What you should do →
Please output all of the entries exactly and omit any images they hold.

Information shown →
———
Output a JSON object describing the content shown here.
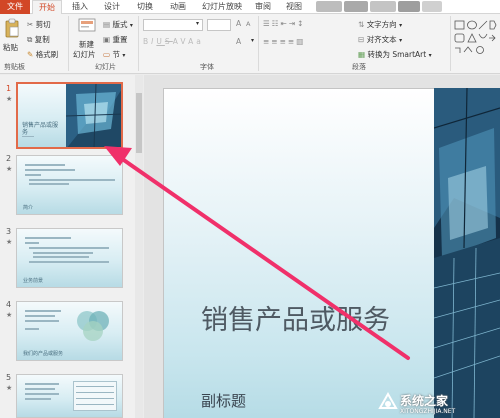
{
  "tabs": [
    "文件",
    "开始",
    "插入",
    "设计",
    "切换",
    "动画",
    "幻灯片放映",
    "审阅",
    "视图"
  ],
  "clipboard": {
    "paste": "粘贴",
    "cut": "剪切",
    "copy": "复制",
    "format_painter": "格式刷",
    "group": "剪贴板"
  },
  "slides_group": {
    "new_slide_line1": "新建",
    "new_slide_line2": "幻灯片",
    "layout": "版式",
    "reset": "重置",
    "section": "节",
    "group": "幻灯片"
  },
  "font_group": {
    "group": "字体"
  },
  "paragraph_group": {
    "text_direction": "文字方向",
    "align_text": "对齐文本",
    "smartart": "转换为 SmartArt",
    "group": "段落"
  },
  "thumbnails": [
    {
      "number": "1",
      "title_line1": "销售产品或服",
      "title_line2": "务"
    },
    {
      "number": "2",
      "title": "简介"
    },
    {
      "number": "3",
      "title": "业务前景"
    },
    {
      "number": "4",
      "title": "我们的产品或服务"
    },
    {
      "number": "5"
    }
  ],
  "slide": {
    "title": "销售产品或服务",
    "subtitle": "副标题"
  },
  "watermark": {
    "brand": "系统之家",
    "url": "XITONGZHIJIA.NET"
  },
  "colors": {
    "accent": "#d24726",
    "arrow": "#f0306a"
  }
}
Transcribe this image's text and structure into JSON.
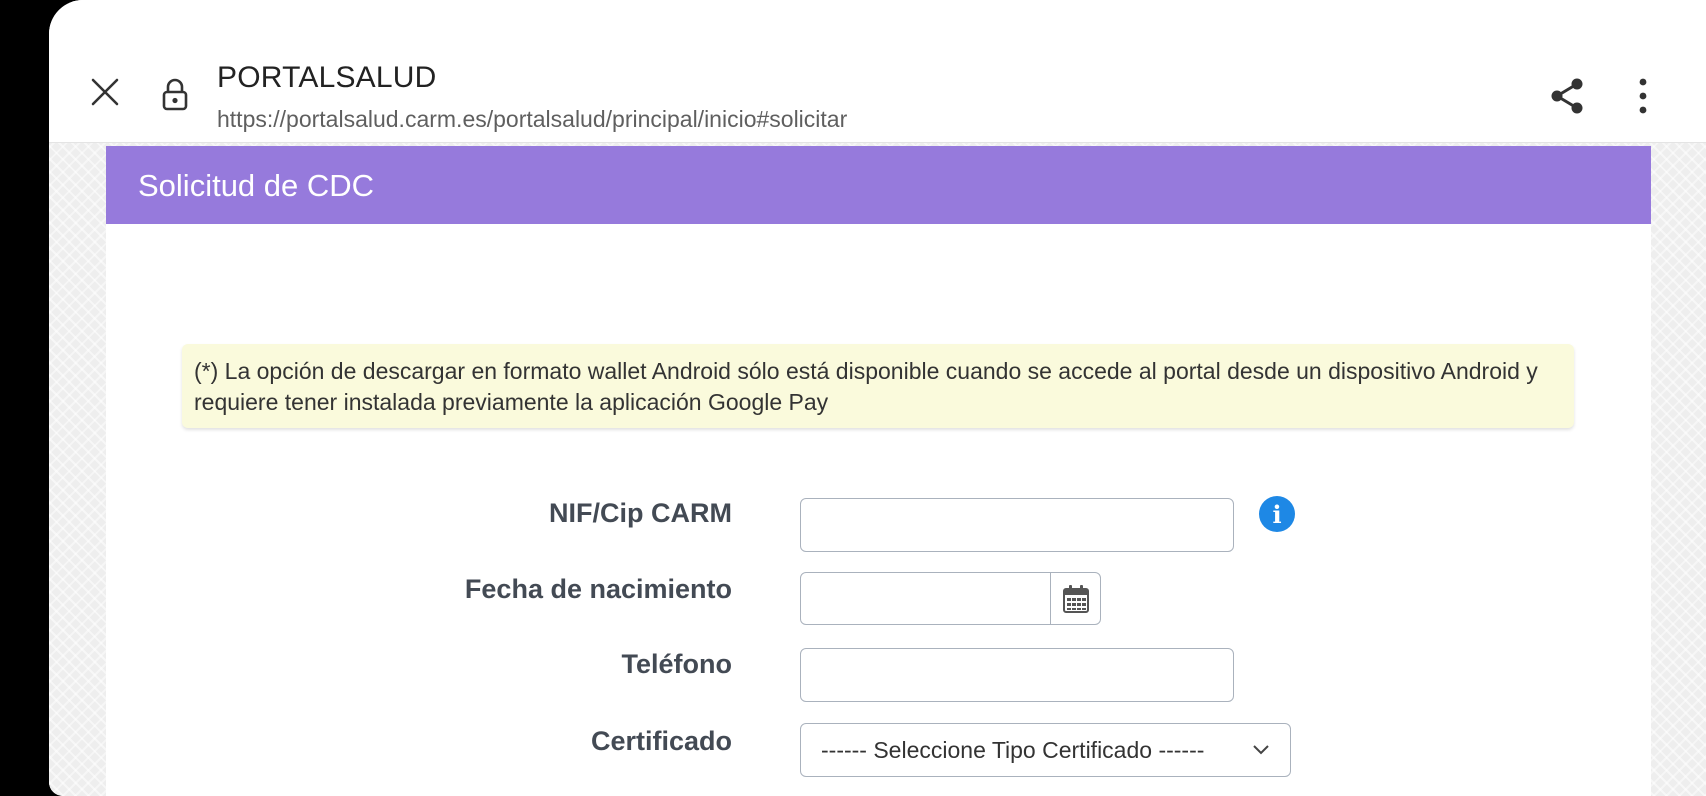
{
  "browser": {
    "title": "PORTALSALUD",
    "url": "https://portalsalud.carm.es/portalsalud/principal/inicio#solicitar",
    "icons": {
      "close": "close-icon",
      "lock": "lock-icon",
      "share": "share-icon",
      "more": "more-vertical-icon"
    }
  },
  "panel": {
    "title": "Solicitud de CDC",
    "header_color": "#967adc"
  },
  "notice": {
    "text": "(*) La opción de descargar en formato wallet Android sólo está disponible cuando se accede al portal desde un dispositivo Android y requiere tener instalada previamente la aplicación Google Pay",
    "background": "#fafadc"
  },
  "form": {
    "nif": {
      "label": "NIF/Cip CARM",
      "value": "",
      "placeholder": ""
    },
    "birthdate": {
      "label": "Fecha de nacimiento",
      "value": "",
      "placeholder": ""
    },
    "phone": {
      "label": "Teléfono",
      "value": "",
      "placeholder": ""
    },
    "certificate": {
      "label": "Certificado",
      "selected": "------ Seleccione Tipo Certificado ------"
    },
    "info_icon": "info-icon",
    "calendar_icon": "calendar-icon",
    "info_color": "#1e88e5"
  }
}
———
Task response →
Output a JSON object describing the content shown here.
{
  "tabs": [
    "文件",
    "开始",
    "插入",
    "设计",
    "切换",
    "动画",
    "幻灯片放映",
    "审阅",
    "视图"
  ],
  "clipboard": {
    "paste": "粘贴",
    "cut": "剪切",
    "copy": "复制",
    "format_painter": "格式刷",
    "group": "剪贴板"
  },
  "slides_group": {
    "new_slide_line1": "新建",
    "new_slide_line2": "幻灯片",
    "layout": "版式",
    "reset": "重置",
    "section": "节",
    "group": "幻灯片"
  },
  "font_group": {
    "group": "字体"
  },
  "paragraph_group": {
    "text_direction": "文字方向",
    "align_text": "对齐文本",
    "smartart": "转换为 SmartArt",
    "group": "段落"
  },
  "thumbnails": [
    {
      "number": "1",
      "title_line1": "销售产品或服",
      "title_line2": "务"
    },
    {
      "number": "2",
      "title": "简介"
    },
    {
      "number": "3",
      "title": "业务前景"
    },
    {
      "number": "4",
      "title": "我们的产品或服务"
    },
    {
      "number": "5"
    }
  ],
  "slide": {
    "title": "销售产品或服务",
    "subtitle": "副标题"
  },
  "watermark": {
    "brand": "系统之家",
    "url": "XITONGZHIJIA.NET"
  },
  "colors": {
    "accent": "#d24726",
    "arrow": "#f0306a"
  }
}
Transcribe this image's text and structure into JSON.
{
  "browser": {
    "title": "PORTALSALUD",
    "url": "https://portalsalud.carm.es/portalsalud/principal/inicio#solicitar",
    "icons": {
      "close": "close-icon",
      "lock": "lock-icon",
      "share": "share-icon",
      "more": "more-vertical-icon"
    }
  },
  "panel": {
    "title": "Solicitud de CDC",
    "header_color": "#967adc"
  },
  "notice": {
    "text": "(*) La opción de descargar en formato wallet Android sólo está disponible cuando se accede al portal desde un dispositivo Android y requiere tener instalada previamente la aplicación Google Pay",
    "background": "#fafadc"
  },
  "form": {
    "nif": {
      "label": "NIF/Cip CARM",
      "value": "",
      "placeholder": ""
    },
    "birthdate": {
      "label": "Fecha de nacimiento",
      "value": "",
      "placeholder": ""
    },
    "phone": {
      "label": "Teléfono",
      "value": "",
      "placeholder": ""
    },
    "certificate": {
      "label": "Certificado",
      "selected": "------ Seleccione Tipo Certificado ------"
    },
    "info_icon": "info-icon",
    "calendar_icon": "calendar-icon",
    "info_color": "#1e88e5"
  }
}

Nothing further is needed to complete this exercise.